RT @MayorofLondon: Ahead of #Article50 I’ll also be making the case in both cities that #LondonIsOpen to business, talent & ideas. https://…
Nov 13, 2016 · camden.gov.uk
The London borough of Camden sits at the heart of the capital and is home to 240,000 residents, tens of thousands of businesses, and is an internationally renowned tourism destination. Camden hosts a world-class knowledge quarter with major universities and colleges, as well as leading medical and scientific institutions. It is home to national cultural assets such as the British Museum and British Library, a thriving business hub, and a vibrant and socially mixed community.
Camden launched its Digital Strategy in which Cllr. Theo Blackwell (Cabinet member for Finance, Technology and Growth) mentions "The Digital revolution matters to Camden and our Camden Plan because digital change creates both opportunities for innovation and growth, but also the potential to create greater uncertainty and alienation for those left behind. Camden Digital Strategy puts active inclusion at the centre of all things digital."

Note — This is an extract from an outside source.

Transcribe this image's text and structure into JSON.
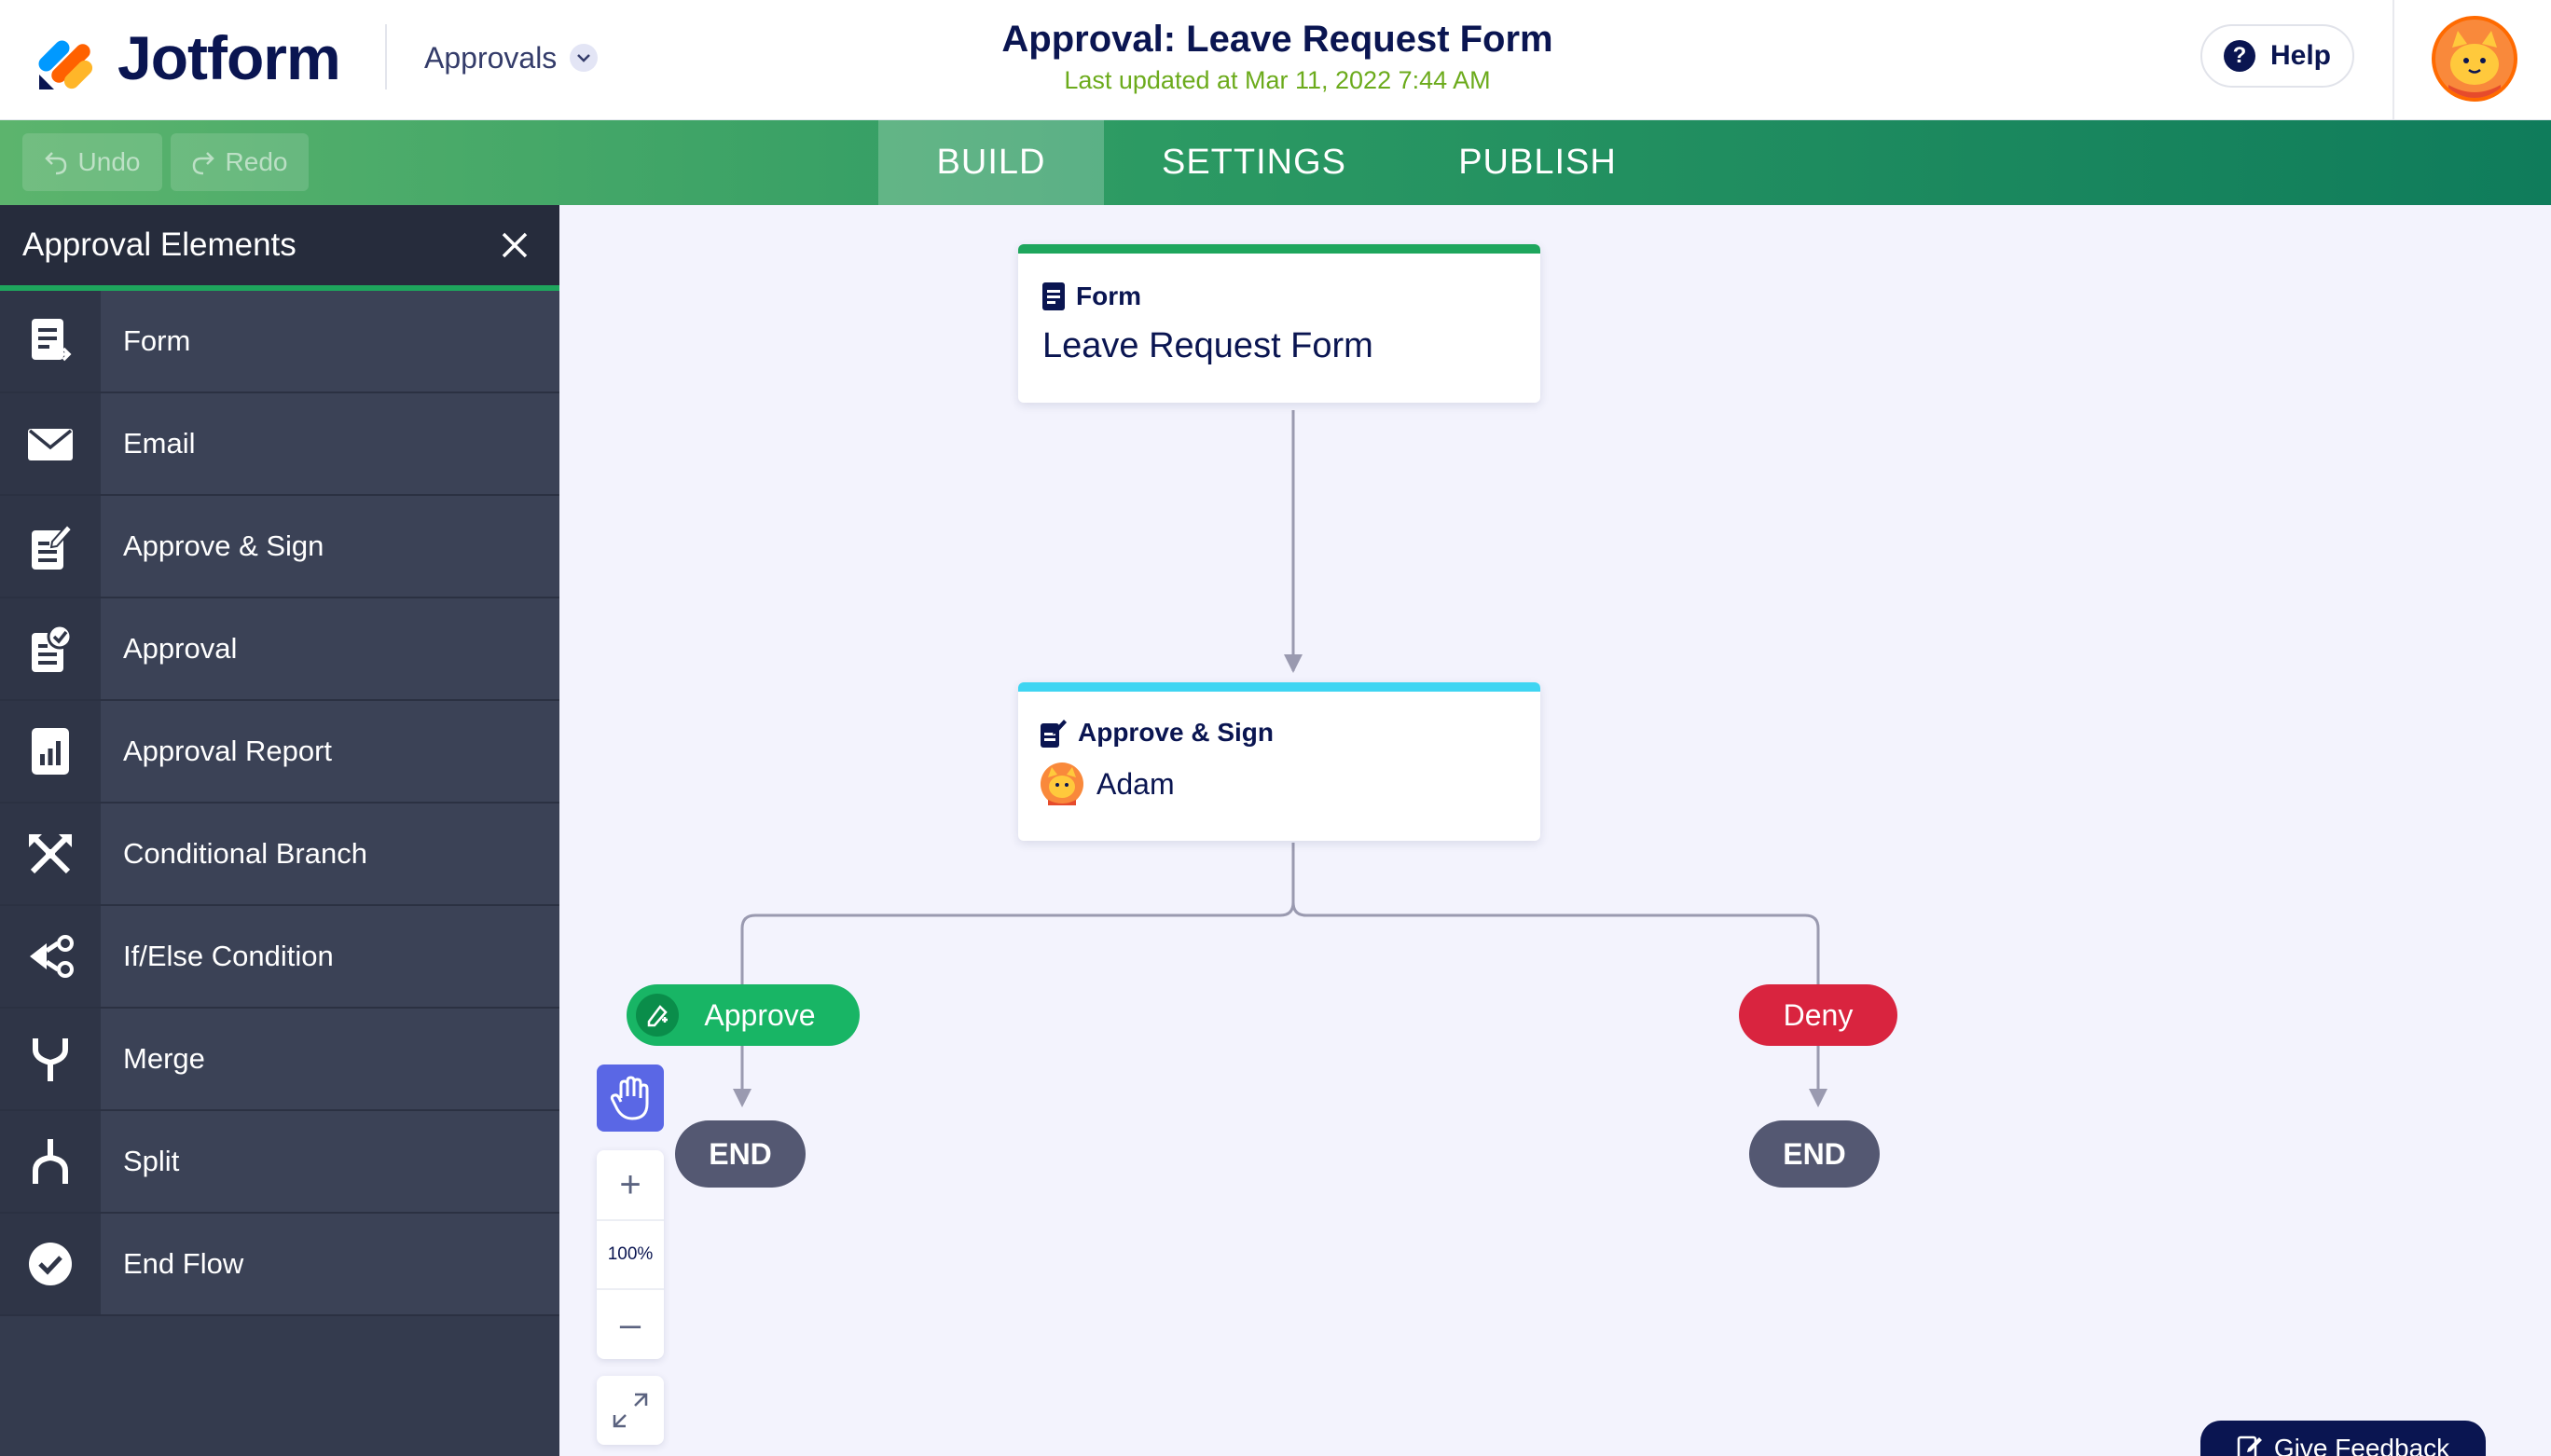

Even though Camden made the Digital Strategy public in 2014 it has been on a journey to transformation using digital since 2010 (journey well outlined in prezi here) and at the heart of it is use of data and analytics to inform decision making as we moved towards an outcomes based approach to services and a commitment to build culture of open by default.
In terms of data and analytics Camden currently uses over 45 business dashboards (enabled by Qlikview and aiming to deliver more than 70 dashboards by Mar 17) currently used by managers, staff and various services that provide ability to visually interrogate data with a view to improve performance management in services, enable informed decision making as well as determining the future outcomes for the services. The dashboard replace a previously paper heavy system of managing performance and at the same time enable transformation by providing a way in which data can be visually cut in variety of ways that cannot be done via traditional methods.
Camden extended its commitment of being a democratically accountable public body by releasing an open data charter and an open data platform provided by Socrata in May 2015 similar to the one used in New York and it is already one of the leading contributors to the London data store and helps Camden’s residents (creating services in an innovative way for e.g. planning alerts), businesses (for e.g. AppyParking harvesting Camden’s open data) and the council itself (in terms of becoming open and accountable for releasing data sets as open and in the process reducing officer time spent on providing data).
Around joining up our data Camden has created a Residents Index (using IBM product) which brings together single view of a resident from 16+ different services with a view to share across the council and enable efficiencies – key examples of this include use of the data for fraud reduction, for e.g. tenancy cost which could cost the council hundreds of thousands per case. In addition the joined up view of the data also allows exploitation of the data held across multiple systems and enabling new and predictive insights (such as applying predictive analytics on complex cases to create preventative measures).
In context of London and working with partners Camden works closely with a number of partners and hosts the Local Digital Coalition which aims to improve innovation between authorities and promote commonality. Camden also participates as one of the pilots as part of the London Office of Data analytics which is looking to test that performing data analytics on datasets sourced from multiple local authorities and public sector bodies can help reform public services in the capital.
Camden is also running a number of pilots within the borough that explore use of Internet of Things (IoT) technologies this includes trial of parking bay sensors, smart lighting, smart meters and exploring use of IoT around waste management services all of which contribute towards improving services and targeting resources effectively. We are also looking to explore how technology in our buildings can be scaled up with use of IoT to provide improved services at less operational costs as well as inform any preventative measures that can be identified using data and evidence applying a whole system approach.
Lastly but possibly most importantly Camden’s successes to date is also a testament to the digital leadership commitments it has shown to date and continues to expand its thinking on, whether its mangers, leadership teams and officers or political leadership (Cllr. Theo Blackwell is our lead member for technology, finance and growth) – we look forward to discussing the above journey some of the future potential and more further at the Smart City Expo Congress 2016.